by Carl R. Baldwin

Since the terror attacks of September 11, 2001, the response of citizens of the United States has been both noble and compassionate, and ignoble and hateful. One civil rights organization has kept a sort of catalogue of the assaults on immigrants and it makes disturbing reading.

The organization is the Asian American Legal Defense and Education Fund (AALDEF), and its web site (") has an upsetting recital of incidents of hate and violence directed against immigrants. One dreadful incident that was well reported in the press involved the shooting death of a Sikh gas station owner in Mesa, Arizona on September 15, 2001. But the death of another Sikh man in California a few days later was not so extensively reported. Then there were dozens and dozens of incidents involving stabbings, beatings, death threats, and no end of verbal abuse. The perpetrators of the abuse include local police in some instances and a Delta Airlines pilot who ordered a passenger off the plane just because he was Pakistani and someone thought he looked like a terrorist. The AALDEF listing recounted seventy-eight incidents in eighteen different states and the District of Columbia. The AALDEF list covers only a one month period, from September 11-October 11, and so is by no means complete and up to date. But it is sufficient to be extremely sobering. The victims of the violence and abuse were Asian in origin: Chinese, Japanese, Filipino, Bangladeshi, Sikh, Indian, Pakistani.

It is evident that the terror attacks have brought out the best and the worst in people, and peaceable immigrants are among the victims. Awareness of the abuse of immigrants and the new INS rules facilitating the detention of foreign citizens has prompted AALDEF, in a “Community Advisory” dated December 6, 2001, to advise immigrants who intend to go abroad to “consult and retain an immigration attorney, and if necessary a criminal defense attorney” before finalizing travel plans. This, I think, is very good advice, and should facilitate an untroubled return to the United States.

About The Author

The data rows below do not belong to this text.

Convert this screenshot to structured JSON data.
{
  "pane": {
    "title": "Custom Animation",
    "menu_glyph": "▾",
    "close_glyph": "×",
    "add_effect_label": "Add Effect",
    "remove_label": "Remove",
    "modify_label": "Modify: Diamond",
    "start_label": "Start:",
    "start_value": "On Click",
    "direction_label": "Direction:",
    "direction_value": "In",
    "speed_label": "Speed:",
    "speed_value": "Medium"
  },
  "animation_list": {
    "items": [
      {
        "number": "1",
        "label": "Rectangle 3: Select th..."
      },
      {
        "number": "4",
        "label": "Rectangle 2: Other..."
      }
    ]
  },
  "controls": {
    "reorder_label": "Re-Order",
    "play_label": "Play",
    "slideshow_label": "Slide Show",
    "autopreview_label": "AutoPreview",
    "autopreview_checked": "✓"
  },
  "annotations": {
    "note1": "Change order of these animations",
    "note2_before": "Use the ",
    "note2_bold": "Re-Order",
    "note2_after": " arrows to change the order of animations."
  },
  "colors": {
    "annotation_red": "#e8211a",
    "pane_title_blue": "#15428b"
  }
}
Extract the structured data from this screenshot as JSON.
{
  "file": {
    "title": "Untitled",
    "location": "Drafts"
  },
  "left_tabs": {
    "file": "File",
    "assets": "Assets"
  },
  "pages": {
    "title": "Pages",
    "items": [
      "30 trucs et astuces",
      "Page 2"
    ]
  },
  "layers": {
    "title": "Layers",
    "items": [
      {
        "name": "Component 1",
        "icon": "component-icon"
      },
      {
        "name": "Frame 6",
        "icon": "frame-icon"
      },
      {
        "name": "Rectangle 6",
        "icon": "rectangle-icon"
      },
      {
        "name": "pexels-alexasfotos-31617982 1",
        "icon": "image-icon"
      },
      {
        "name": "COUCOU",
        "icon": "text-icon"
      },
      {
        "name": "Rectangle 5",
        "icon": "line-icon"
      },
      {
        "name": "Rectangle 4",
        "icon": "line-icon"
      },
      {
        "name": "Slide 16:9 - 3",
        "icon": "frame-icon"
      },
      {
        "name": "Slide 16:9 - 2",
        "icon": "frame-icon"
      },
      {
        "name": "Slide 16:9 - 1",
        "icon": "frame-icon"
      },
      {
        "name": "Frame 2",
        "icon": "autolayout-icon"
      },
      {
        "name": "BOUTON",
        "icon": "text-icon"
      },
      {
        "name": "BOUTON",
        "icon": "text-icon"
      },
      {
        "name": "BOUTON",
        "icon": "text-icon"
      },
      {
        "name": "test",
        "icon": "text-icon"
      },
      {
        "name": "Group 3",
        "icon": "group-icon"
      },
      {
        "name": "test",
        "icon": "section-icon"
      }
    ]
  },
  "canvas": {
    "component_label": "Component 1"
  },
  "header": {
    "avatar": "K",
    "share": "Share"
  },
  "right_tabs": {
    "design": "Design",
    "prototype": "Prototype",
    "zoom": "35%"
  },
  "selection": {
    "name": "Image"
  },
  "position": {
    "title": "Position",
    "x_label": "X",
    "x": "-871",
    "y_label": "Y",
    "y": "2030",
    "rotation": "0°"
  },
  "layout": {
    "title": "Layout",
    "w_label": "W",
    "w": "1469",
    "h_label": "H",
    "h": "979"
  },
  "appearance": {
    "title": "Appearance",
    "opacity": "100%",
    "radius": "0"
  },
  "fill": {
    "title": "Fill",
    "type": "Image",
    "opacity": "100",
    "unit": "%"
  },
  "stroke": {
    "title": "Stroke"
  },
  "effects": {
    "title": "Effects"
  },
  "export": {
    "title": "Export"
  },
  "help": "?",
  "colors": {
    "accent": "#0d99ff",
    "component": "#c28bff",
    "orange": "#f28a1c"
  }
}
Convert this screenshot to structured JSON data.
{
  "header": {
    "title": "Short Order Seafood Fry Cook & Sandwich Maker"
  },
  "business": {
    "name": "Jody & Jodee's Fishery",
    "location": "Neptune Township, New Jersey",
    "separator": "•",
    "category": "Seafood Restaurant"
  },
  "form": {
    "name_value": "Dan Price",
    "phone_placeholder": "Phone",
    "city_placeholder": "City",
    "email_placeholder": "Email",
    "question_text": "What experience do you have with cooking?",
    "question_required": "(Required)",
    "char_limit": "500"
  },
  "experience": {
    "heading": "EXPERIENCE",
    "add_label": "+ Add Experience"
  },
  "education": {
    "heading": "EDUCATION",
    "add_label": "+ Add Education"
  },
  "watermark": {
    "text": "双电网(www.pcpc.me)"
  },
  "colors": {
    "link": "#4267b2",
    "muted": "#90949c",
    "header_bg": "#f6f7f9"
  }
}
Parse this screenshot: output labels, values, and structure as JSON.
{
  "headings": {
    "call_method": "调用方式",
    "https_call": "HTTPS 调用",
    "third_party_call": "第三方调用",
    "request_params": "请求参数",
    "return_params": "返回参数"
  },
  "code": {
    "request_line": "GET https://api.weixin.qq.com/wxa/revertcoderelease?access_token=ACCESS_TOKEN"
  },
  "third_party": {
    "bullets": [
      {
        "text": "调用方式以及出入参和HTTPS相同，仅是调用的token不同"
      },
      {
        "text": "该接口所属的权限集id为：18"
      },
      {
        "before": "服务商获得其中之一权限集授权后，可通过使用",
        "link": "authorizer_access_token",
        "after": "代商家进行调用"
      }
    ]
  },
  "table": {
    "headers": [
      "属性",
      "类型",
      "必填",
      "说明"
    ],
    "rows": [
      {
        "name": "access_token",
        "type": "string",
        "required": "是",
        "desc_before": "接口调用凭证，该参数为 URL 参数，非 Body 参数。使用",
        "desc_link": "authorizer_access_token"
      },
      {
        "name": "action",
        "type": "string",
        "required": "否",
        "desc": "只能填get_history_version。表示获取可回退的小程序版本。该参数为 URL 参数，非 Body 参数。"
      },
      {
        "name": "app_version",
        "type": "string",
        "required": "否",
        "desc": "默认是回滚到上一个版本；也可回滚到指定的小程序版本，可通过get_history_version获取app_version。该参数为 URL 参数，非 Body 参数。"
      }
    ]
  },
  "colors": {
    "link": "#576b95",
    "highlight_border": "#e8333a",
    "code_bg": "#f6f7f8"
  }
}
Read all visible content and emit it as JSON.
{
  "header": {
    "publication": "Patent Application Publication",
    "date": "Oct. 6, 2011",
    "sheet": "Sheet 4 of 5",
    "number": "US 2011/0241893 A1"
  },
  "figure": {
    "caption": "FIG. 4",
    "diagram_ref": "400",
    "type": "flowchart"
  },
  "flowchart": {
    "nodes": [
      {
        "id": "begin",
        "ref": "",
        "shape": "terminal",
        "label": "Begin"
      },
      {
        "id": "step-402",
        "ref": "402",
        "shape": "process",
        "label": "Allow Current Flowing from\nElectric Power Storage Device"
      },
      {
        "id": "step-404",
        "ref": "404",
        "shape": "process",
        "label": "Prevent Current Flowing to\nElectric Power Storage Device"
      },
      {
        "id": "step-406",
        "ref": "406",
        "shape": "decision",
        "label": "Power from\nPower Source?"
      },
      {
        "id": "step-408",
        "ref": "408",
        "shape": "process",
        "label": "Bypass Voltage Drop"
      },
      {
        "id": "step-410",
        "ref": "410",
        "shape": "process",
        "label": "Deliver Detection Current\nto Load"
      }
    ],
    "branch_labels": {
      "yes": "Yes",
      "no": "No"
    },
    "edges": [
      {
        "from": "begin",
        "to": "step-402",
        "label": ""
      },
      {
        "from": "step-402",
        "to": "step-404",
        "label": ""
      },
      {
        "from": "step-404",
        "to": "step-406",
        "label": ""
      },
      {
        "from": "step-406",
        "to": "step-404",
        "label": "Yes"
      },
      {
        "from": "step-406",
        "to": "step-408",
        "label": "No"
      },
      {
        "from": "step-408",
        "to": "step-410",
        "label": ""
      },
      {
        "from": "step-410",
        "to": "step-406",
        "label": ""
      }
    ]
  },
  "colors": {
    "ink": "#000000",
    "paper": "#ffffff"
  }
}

Carl R. Baldwin graduated from Columbia University Law School in 1980, and became a member of the New York State Bar a year later. He worked for three years with the New York City Law Department, and then entered solo practice in immigration law, which he has continued to the present. His work with clients has included asylum applications, deportation defense, visa processing, adjustment of status, and naturalization. He has also worked to implement special laws, such as the 1986 "amnesty" (The Immigration Reform and Control Act), and the 1998 Haitian reform act (The Haitian Refugee Immigration Fairness Act). Mr. Baldwin is the author of Immigration News Monthly. He can be reached by e-mail at

He has written a book on immigration law, called "Immigration Questions and Answers," 1997, Allworth Press, 10 East 23rd Street, New York, NY 10010 (212) 777-8395. The book, which contains essential background information about how the immigration law works, can be ordered in both an English Edition and a Spanish version from